So far I’ve been fairly harsh on this ad, but let me state what I do like about it. It is clear and concise and plays on the perceived strengths of the Android platform. It isn’t the “100% You” blather that T-Mobile is putting out there, and it isn’t the touchy-feely existentialism that the Palm Pre phone ads portray. Combined with the “pick your network” ad campaign, this looks good for Verizon. The question is just how good?

Overall, I think this ad suffers from the same problem as the Palm Pre ads – they seem to be written by geeks for geeks. Sure the iPhone has a lot of geek appeal, but Apple knows they don’t need to sell to that market. The iPhone has been successful precisely because it targets the mainstream in features, ease of use, and marketing. It seems the other guys haven’t yet figured this out. Until they do, I don’t believe they’ll have much success.

But Sir, Nobody Worries About Upsetting a Droid

A couple of weeks ago, Google and Verizon announced a partnership to co-develop a series of phones based on Google’s Android platform. Just this weekend, a marketing campaign attacking the Apple iPhone was launched promoting the Verizon “Droid”. Thus, many are prognosticating, the opening salvos been fired in the first serious competitive threat to the iPhone.

There are many, many articles on the web that talk about nearly every angle of this topic ad nauseum. So I won’t rehash any of those articles. For me, what this “battle” will come down to is which business model resonates with the market better. The iPhone model: where Apple has tight control over the entire platform from hardware to software. Or the Android model: in which Google develops the software platform and leaves it up to other vendors to implement the hardware.

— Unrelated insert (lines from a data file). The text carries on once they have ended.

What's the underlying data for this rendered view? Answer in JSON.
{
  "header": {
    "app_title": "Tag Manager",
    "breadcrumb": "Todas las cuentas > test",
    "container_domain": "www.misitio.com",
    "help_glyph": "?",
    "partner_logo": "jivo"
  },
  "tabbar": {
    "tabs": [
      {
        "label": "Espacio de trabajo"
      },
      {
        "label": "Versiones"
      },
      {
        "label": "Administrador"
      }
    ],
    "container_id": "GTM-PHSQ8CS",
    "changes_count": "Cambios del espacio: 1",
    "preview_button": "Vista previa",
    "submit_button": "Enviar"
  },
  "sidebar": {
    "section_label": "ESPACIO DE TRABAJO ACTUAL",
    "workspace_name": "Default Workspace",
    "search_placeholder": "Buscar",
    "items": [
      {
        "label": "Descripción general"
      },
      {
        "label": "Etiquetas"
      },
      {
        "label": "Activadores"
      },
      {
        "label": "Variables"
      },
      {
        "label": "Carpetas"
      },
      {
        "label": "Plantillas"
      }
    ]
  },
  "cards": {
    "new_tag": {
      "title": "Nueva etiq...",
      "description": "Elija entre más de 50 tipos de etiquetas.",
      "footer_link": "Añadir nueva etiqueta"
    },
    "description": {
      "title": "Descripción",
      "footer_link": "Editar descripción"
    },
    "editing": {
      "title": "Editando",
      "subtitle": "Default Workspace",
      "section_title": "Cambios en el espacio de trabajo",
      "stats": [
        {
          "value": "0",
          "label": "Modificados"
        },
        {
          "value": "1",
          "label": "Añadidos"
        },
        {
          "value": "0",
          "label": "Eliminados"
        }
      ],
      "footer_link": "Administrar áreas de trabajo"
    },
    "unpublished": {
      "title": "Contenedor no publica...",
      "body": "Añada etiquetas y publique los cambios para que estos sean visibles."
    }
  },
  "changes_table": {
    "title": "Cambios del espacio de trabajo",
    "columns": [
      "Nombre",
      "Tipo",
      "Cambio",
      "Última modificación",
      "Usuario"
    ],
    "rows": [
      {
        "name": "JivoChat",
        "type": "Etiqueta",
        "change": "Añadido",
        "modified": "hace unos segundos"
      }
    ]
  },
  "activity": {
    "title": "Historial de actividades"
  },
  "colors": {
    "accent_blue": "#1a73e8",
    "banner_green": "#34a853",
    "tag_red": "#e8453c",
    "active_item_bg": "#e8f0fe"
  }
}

Up to this point, the iPhone has succeeded exactly because Apple was able to develop a device they had total control over, resulting in a very easy to use product that brought smartphone features to the average user. It will be interesting to see if Google’s model of more open development will result in devices that are as slick or polished, are as easy to use, and that will create the type of affection among its users that the iPhone has. It will be this, not tech specs or marketing campaigns, that will determine which smartphone will be the dominant player for the next several years.

Pin It on Pinterest